Masouleh: An Iranian village built on rooftops
By Shervin Abdolhamidi*
I gazed out the window onto a series of yellow, mud-brick cottages built on a slope, surrounded by verdant hills engulfed in a blanket of swirling fog. In the village of Masouleh, nestled deep in northern Iran’s Alborz Mountains, every view is a rooftop view.
Masouleh was built partway up a steep mountainside to keep the village safe from floods in the valley below and protect it from frigid winds that whip the summit above. But to conform to the steep incline caused by a 100m elevation change, residents had to find creative ways of optimising space. Indeed, the architecture of this roughly 1,000-year-old village is such that the front garden of each house – as well as restaurants, outdoor cafes and even parts of a bazaar – sits on the rooftop of the house below it.
For centuries, the roofs of these houses, constructed from clay, stone and wood, have had to not only endure the wet climate (the region sees around 150cm of rain and snow each year), but also the weight of constant foot traffic – women hanging clothes to dry and merchants selling colourful scarves and handmade dolls from small stands along the alleyways. The guesthouse where I was staying, like many other homes in Masouleh, had a large window that spanned the front wall of the room to let in sunlight and warmth – one of the traditional techniques to contend with cold winters. (Many of the older Masouleh homes also have a winter room at the back of the building, insulated by the thick, clay walls.)
With a cup of tea in hand, I peered down into the slender passageways formed by the interconnected rooftops. I spotted a man carrying groceries from the bazaar up a winding staircase between two houses to his house in the upper levels.
“One never gets tired of this view,” my host, Mr Safaee, said as he joined me by the window.
Masouleh has long been a trading hub; for centuries, people came from all around the region to sell their wares. And in the early 20th century, the village was used as a stronghold by the Jangali Movement, which opposed the occupation of Iran by Ottoman, British and Russian forces. But while we sipped our tea, Safaee lamented the gradual emigration of villagers to Iran’s more urban areas.
“When I was a kid, there used to be an elementary school here. We never had a large population, but we were all very close,” he told me. “Now, young people leave the village to other cities for work. Now we don’t even have the elementary school.”
Those who remain have profited from tourism. “It allowed us to have a good living, and to repair our old houses to the way they were,” Safaee said.
With the rise of Masouleh as a popular tourism destination in Iran, the narrow streets can sometimes feel more reminiscent of a large city than a tranquil village. With the larger hotels located at the lower levels near the village entrance, many tourists seem content to stay near the bazaar, which is surrounded by rooftop cafes and restaurants. However, the higher levels tend to be more tranquil.

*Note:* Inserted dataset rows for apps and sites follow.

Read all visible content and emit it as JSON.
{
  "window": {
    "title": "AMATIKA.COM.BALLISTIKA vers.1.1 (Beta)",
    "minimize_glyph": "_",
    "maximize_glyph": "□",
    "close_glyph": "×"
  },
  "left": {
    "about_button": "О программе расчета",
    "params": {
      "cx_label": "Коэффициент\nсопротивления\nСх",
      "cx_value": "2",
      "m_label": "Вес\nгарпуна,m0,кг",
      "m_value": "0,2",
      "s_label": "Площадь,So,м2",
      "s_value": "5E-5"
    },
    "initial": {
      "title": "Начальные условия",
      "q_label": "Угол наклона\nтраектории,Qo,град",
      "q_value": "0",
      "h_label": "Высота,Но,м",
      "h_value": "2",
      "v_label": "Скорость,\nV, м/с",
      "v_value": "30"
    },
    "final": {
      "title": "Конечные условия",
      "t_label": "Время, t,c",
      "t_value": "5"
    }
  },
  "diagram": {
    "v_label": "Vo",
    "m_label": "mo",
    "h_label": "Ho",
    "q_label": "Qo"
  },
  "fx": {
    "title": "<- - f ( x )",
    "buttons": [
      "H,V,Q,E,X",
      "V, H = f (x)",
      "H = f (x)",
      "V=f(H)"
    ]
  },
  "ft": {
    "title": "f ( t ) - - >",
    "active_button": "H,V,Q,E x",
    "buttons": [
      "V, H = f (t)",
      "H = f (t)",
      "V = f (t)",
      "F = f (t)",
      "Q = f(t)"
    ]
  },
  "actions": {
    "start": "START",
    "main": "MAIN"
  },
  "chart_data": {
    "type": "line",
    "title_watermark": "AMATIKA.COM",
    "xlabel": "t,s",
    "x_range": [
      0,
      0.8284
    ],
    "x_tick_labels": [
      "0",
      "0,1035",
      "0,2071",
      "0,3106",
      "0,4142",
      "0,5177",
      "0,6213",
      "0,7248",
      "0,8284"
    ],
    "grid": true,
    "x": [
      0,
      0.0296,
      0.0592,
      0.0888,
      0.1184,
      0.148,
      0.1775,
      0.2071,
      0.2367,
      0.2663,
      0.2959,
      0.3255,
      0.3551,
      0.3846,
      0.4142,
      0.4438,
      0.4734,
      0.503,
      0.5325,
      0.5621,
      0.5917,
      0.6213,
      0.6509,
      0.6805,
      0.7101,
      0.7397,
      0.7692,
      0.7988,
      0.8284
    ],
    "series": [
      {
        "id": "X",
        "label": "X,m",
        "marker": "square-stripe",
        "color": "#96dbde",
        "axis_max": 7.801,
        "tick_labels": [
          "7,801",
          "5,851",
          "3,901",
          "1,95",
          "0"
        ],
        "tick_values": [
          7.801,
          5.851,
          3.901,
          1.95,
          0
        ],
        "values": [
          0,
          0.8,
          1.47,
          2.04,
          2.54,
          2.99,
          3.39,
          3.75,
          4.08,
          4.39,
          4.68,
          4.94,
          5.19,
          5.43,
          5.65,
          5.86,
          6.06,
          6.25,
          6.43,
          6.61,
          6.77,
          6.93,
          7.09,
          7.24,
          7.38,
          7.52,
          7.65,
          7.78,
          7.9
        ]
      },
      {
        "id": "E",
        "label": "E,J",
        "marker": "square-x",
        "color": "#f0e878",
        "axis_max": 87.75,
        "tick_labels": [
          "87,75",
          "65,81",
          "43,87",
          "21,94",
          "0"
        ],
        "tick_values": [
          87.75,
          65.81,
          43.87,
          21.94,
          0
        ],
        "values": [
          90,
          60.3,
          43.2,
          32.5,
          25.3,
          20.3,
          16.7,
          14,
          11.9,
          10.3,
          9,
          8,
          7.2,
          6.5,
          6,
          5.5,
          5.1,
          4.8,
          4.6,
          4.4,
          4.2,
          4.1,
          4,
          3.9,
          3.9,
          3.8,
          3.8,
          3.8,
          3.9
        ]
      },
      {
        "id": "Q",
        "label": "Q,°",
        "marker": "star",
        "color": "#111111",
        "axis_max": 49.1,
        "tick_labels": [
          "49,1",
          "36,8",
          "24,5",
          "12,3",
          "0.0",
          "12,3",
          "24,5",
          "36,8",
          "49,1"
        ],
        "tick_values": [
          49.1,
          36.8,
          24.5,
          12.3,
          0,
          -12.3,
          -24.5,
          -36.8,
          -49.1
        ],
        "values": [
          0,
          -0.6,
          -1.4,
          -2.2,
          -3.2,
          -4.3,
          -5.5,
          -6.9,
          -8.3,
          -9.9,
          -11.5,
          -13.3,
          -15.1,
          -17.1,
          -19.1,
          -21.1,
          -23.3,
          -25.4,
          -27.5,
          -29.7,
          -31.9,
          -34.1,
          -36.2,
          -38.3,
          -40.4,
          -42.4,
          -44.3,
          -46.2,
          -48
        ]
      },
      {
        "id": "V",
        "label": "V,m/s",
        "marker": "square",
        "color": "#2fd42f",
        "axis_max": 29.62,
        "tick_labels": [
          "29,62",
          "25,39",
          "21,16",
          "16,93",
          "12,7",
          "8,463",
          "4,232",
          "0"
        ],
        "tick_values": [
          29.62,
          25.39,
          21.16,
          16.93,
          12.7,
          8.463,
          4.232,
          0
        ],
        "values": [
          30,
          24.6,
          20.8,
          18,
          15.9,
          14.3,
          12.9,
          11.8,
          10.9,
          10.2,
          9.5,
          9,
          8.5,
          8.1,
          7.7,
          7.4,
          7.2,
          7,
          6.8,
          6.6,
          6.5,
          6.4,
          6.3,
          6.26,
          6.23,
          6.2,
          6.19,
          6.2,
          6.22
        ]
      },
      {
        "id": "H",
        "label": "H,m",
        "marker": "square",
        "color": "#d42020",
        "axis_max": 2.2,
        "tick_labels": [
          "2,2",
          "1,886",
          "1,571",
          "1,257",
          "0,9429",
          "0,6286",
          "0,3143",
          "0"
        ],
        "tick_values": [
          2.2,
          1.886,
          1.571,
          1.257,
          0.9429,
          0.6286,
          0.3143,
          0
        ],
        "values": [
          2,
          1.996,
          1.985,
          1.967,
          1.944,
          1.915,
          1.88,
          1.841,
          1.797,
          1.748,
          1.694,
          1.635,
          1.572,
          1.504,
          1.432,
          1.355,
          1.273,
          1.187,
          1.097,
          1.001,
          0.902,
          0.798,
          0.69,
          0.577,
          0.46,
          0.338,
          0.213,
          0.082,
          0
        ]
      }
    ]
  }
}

I finished my tea and set out to explore Masouleh. As I made my way up towards the top of the village, I glanced down to the valley, where a tour bus was slowly making its way up the inclined road to the base of the village, the point at which visitors would have to walk, as Masouleh’s alleyways do not support vehicle traffic.
Away from the crowds, I walked along the Barf-Andaz area, meaning ‘place to throw snow’. “Here in Masouleh, we shovel our snow onto the rooftop of the neighbour below us,” Safaee had told me earlier that day, chuckling at my surprise. Because it is closest to the slope of the mountain, the 1-2m area at the back of each roof is the strongest part of the structure. This is where the shovelled snow is stored in the winter, thus minimising the chance of a roof collapse.
I made my way back down into the village towards the bazaar, a compact alley filled with shops selling handcrafted knives, mountain goat horns and an assortment of bracelets. Tourists perused the wares while locals went about their evening grocery shopping, stopping at vendors offering baked goods, dried fruit, homemade jam and mountain herbs such as chamomile and mint. I passed an elderly lady, who was winding yarn into the shape of a doll to add to the colourful bundle next to her.
“Would you like a doll?” she asked as her fingers expertly twisted the yarn to form the shape of a head. She told me that after her daughters had moved to the city of Rasht 70km away, she now makes the dolls that she once made for her daughters for visitors. I politely declined, and she bid me farewell.
I followed a stairway to the level above the bazaar, took a seat at a restaurant patio and ordered mirza qassemi, a flavourful Persian dish of aubergine, garlic and egg served together like a stew. Here, I enjoyed an early dinner while the evening fog rolled in once more, permeating the streets and shrouding the village in mist.
*This article was first published on bbc.com. All photos, taken from archdaily.com, are licensed under Creative Commons.